Here, as Frank Cobb had warned, he became only a negotiator—and not a very nimble one at that. On the other hand, Wilson’s position was weaker than it appeared. America’s leverage over the Allies diminished once the armistice had been agreed and Germany fell apart in revolution. What’s more, contrary to the president’s belief that European public opinion was behind him, it actually swung dramatically to the right in the British and French elections of late 1918. Clemenceau and Lloyd George were being pushed to demand a draconian peace.
It lodged in the public memory—with fateful consequences sixty years later. So Disraeli got most of the credit, while Salisbury did much of the work. Though, to be fair, the prime minister insisted that his foreign secretary should share his open carriage from the station. This kind of teamwork, as we shall see, is at the heart of successful summitry. The Congress of Berlin was made possible in large measure by the railway. Disraeli took four days to travel out from London to Berlin, but that was because he wished to conserve his energies 22 toward the summit with overnight stops; the return journey, fuelled by success, was completed in less than three.

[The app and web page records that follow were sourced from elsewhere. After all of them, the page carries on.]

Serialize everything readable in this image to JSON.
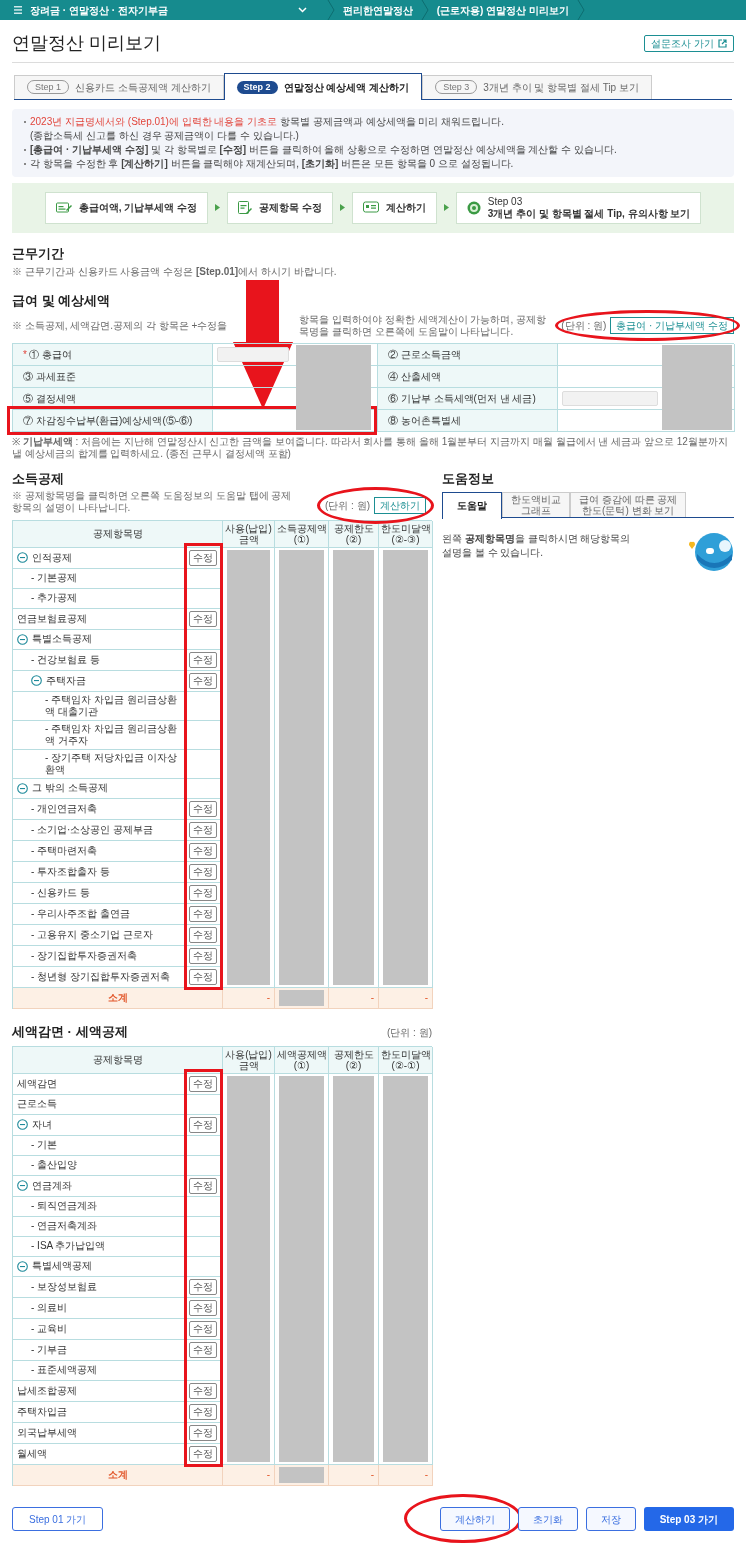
{
  "top_bar": {
    "breadcrumbs": [
      {
        "label": "장려금 · 연말정산 · 전자기부금",
        "dropdown": true
      },
      {
        "label": "편리한연말정산"
      },
      {
        "label": "(근로자용) 연말정산 미리보기"
      }
    ]
  },
  "page_title": "연말정산 미리보기",
  "survey_button": "설문조사 가기",
  "tabs": [
    {
      "step": "Step 1",
      "label": "신용카드 소득공제액 계산하기",
      "selected": false
    },
    {
      "step": "Step 2",
      "label": "연말정산 예상세액 계산하기",
      "selected": true
    },
    {
      "step": "Step 3",
      "label": "3개년 추이 및 항목별 절세 Tip 보기",
      "selected": false
    }
  ],
  "notices": [
    {
      "highlight": "2023년 지급명세서와 (Step.01)에 입력한 내용을 기초로",
      "text": " 항목별 공제금액과 예상세액을 미리 채워드립니다.",
      "sub": "(종합소득세 신고를 하신 경우 공제금액이 다를 수 있습니다.)"
    },
    {
      "text": "**[총급여 · 기납부세액 수정]** 및 각 항목별로 **[수정]** 버튼을 클릭하여 올해 상황으로 수정하면 연말정산 예상세액을 계산할 수 있습니다."
    },
    {
      "text": "각 항목을 수정한 후 **[계산하기]** 버튼을 클릭해야 재계산되며, **[초기화]** 버튼은 모든 항목을 0 으로 설정됩니다."
    }
  ],
  "flow": [
    {
      "kind": "salary",
      "label": "총급여액, 기납부세액 수정"
    },
    {
      "kind": "deduction",
      "label": "공제항목 수정"
    },
    {
      "kind": "calculate",
      "label": "계산하기"
    },
    {
      "kind": "step",
      "title": "Step 03",
      "label": "3개년 추이 및 항목별 절세 Tip, 유의사항 보기"
    }
  ],
  "work_period": {
    "heading": "근무기간",
    "note": "※ 근무기간과 신용카드 사용금액 수정은 **[Step.01]**에서 하시기 바랍니다."
  },
  "salary": {
    "heading": "급여 및 예상세액",
    "note_start": "※ 소득공제, 세액감면.공제의 각 항목은 +수정을",
    "note_end": "항목을 입력하여야 정확한 세액계산이 가능하며, 공제항목명을 클릭하면 오른쪽에 도움말이 나타납니다.",
    "unit": "(단위 : 원)",
    "edit_button": "총급여 · 기납부세액 수정",
    "circled": true,
    "arrow": true,
    "redacted": true,
    "rows": [
      {
        "left": {
          "required_mark": "*",
          "label": "① 총급여",
          "input": true
        },
        "right": {
          "label": "② 근로소득금액"
        }
      },
      {
        "left": {
          "label": "③ 과세표준"
        },
        "right": {
          "label": "④ 산출세액"
        }
      },
      {
        "left": {
          "label": "⑤ 결정세액"
        },
        "right": {
          "label": "⑥ 기납부 소득세액(먼저 낸 세금)",
          "input": true
        }
      },
      {
        "boxed": true,
        "left": {
          "label": "⑦ 차감징수납부(환급)예상세액(⑤-⑥)"
        },
        "right": {
          "label": "⑧ 농어촌특별세"
        }
      }
    ],
    "footnote": "※ **기납부세액** : 처음에는 지난해 연말정산시 신고한 금액을 보여줍니다. 따라서 회사를 통해 올해 1월분부터 지금까지 매월 월급에서 낸 세금과 앞으로 12월분까지 낼 예상세금의 합계를 입력하세요. (종전 근무시 결정세액 포함)"
  },
  "income_deduction": {
    "heading": "소득공제",
    "note": "※ 공제항목명을 클릭하면 오른쪽 도움정보의 도움말 탭에 공제항목의 설명이 나타납니다.",
    "unit": "(단위 : 원)",
    "calc_button": "계산하기",
    "circled": true,
    "table": {
      "edit_column_boxed": true,
      "columns": [
        {
          "label": "공제항목명"
        },
        {
          "label": "사용(납입)금액",
          "redacted": true
        },
        {
          "label": "소득공제액\n(①)",
          "redacted": true
        },
        {
          "label": "공제한도\n(②)",
          "redacted": true
        },
        {
          "label": "한도미달액\n(②-③)",
          "redacted": true
        }
      ],
      "rows": [
        {
          "label": "인적공제",
          "expanded": true,
          "edit": "수정",
          "children": [
            {
              "label": "- 기본공제"
            },
            {
              "label": "- 추가공제"
            }
          ]
        },
        {
          "label": "연금보험료공제",
          "edit": "수정"
        },
        {
          "label": "특별소득공제",
          "expanded": true,
          "children": [
            {
              "label": "- 건강보험료 등",
              "edit": "수정"
            },
            {
              "label": "주택자금",
              "expanded": true,
              "edit": "수정",
              "children": [
                {
                  "label": "- 주택임차 차입금 원리금상환액 대출기관"
                },
                {
                  "label": "- 주택임차 차입금 원리금상환액 거주자"
                },
                {
                  "label": "- 장기주택 저당차입금 이자상환액"
                }
              ]
            }
          ]
        },
        {
          "label": "그 밖의 소득공제",
          "expanded": true,
          "children": [
            {
              "label": "- 개인연금저축",
              "edit": "수정"
            },
            {
              "label": "- 소기업·소상공인 공제부금",
              "edit": "수정"
            },
            {
              "label": "- 주택마련저축",
              "edit": "수정"
            },
            {
              "label": "- 투자조합출자 등",
              "edit": "수정"
            },
            {
              "label": "- 신용카드 등",
              "edit": "수정"
            },
            {
              "label": "- 우리사주조합 출연금",
              "edit": "수정"
            },
            {
              "label": "- 고용유지 중소기업 근로자",
              "edit": "수정"
            },
            {
              "label": "- 장기집합투자증권저축",
              "edit": "수정"
            },
            {
              "label": "- 청년형 장기집합투자증권저축",
              "edit": "수정"
            }
          ]
        }
      ],
      "subtotal": {
        "label": "소계",
        "cells": [
          {
            "text": "-"
          },
          {
            "redacted": true
          },
          {
            "text": "-"
          },
          {
            "text": "-"
          }
        ]
      }
    }
  },
  "help": {
    "heading": "도움정보",
    "tabs": [
      {
        "label": "도움말",
        "selected": true
      },
      {
        "label": "한도액비교\n그래프",
        "selected": false
      },
      {
        "label": "급여 증감에 따른 공제\n한도(문턱) 변화 보기",
        "selected": false
      }
    ],
    "text": "왼쪽 **공제항목명**을 클릭하시면 해당항목의\n설명을 볼 수 있습니다."
  },
  "tax_credit": {
    "heading": "세액감면 · 세액공제",
    "unit": "(단위 : 원)",
    "table": {
      "edit_column_boxed": true,
      "columns": [
        {
          "label": "공제항목명"
        },
        {
          "label": "사용(납입)금액",
          "redacted": true
        },
        {
          "label": "세액공제액\n(①)",
          "redacted": true
        },
        {
          "label": "공제한도\n(②)",
          "redacted": true
        },
        {
          "label": "한도미달액\n(②-①)",
          "redacted": true
        }
      ],
      "rows": [
        {
          "label": "세액감면",
          "edit": "수정"
        },
        {
          "label": "근로소득"
        },
        {
          "label": "자녀",
          "expanded": true,
          "edit": "수정",
          "children": [
            {
              "label": "- 기본"
            },
            {
              "label": "- 출산입양"
            }
          ]
        },
        {
          "label": "연금계좌",
          "expanded": true,
          "edit": "수정",
          "children": [
            {
              "label": "- 퇴직연금계좌"
            },
            {
              "label": "- 연금저축계좌"
            },
            {
              "label": "- ISA 추가납입액"
            }
          ]
        },
        {
          "label": "특별세액공제",
          "expanded": true,
          "children": [
            {
              "label": "- 보장성보험료",
              "edit": "수정"
            },
            {
              "label": "- 의료비",
              "edit": "수정"
            },
            {
              "label": "- 교육비",
              "edit": "수정"
            },
            {
              "label": "- 기부금",
              "edit": "수정"
            },
            {
              "label": "- 표준세액공제"
            }
          ]
        },
        {
          "label": "납세조합공제",
          "edit": "수정"
        },
        {
          "label": "주택차입금",
          "edit": "수정"
        },
        {
          "label": "외국납부세액",
          "edit": "수정"
        },
        {
          "label": "월세액",
          "edit": "수정"
        }
      ],
      "subtotal": {
        "label": "소계",
        "cells": [
          {
            "text": "-"
          },
          {
            "redacted": true
          },
          {
            "text": "-"
          },
          {
            "text": "-"
          }
        ]
      }
    }
  },
  "buttons": [
    {
      "label": "Step 01 가기",
      "kind": "outline"
    },
    {
      "label": "계산하기",
      "kind": "light",
      "circled": true
    },
    {
      "label": "초기화",
      "kind": "light"
    },
    {
      "label": "저장",
      "kind": "light"
    },
    {
      "label": "Step 03 가기",
      "kind": "primary"
    }
  ]
}
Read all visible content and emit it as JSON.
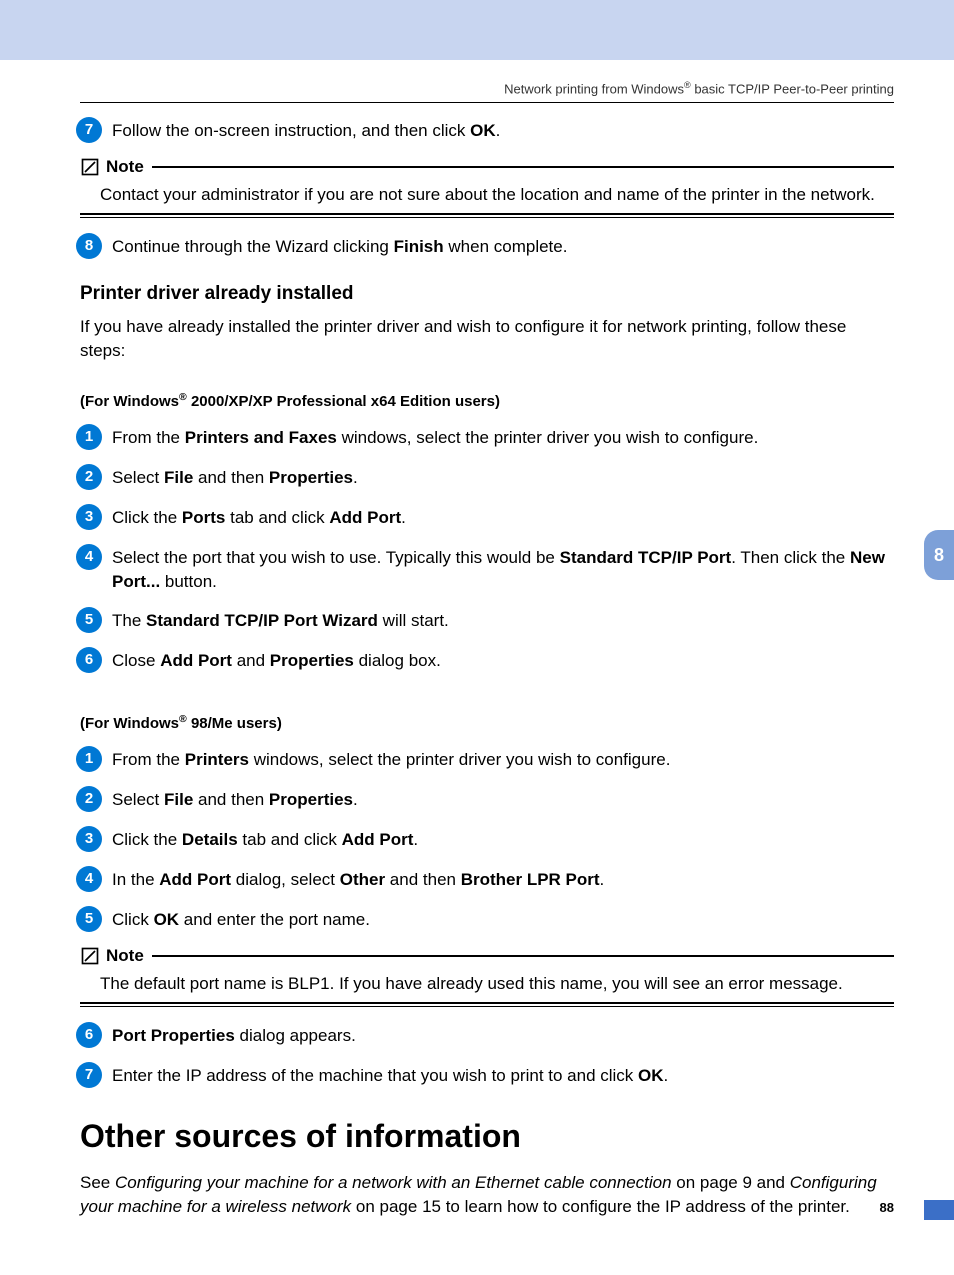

To a country three thousand miles from the feuding states of Europe, diplomacy seemed like an old-world affectation, irrelevant to national security. Nonprofessionals ran missions and consulates and the top jobs were part of the spoils system—a payback from the president for political or financial support during an election campaign. S. 30 Things began to change in the 1900s, both in the professionalization of diplomacy—competitive exams on the European model—and also through new American involvement in world affairs after the Spanish-American War of 1898.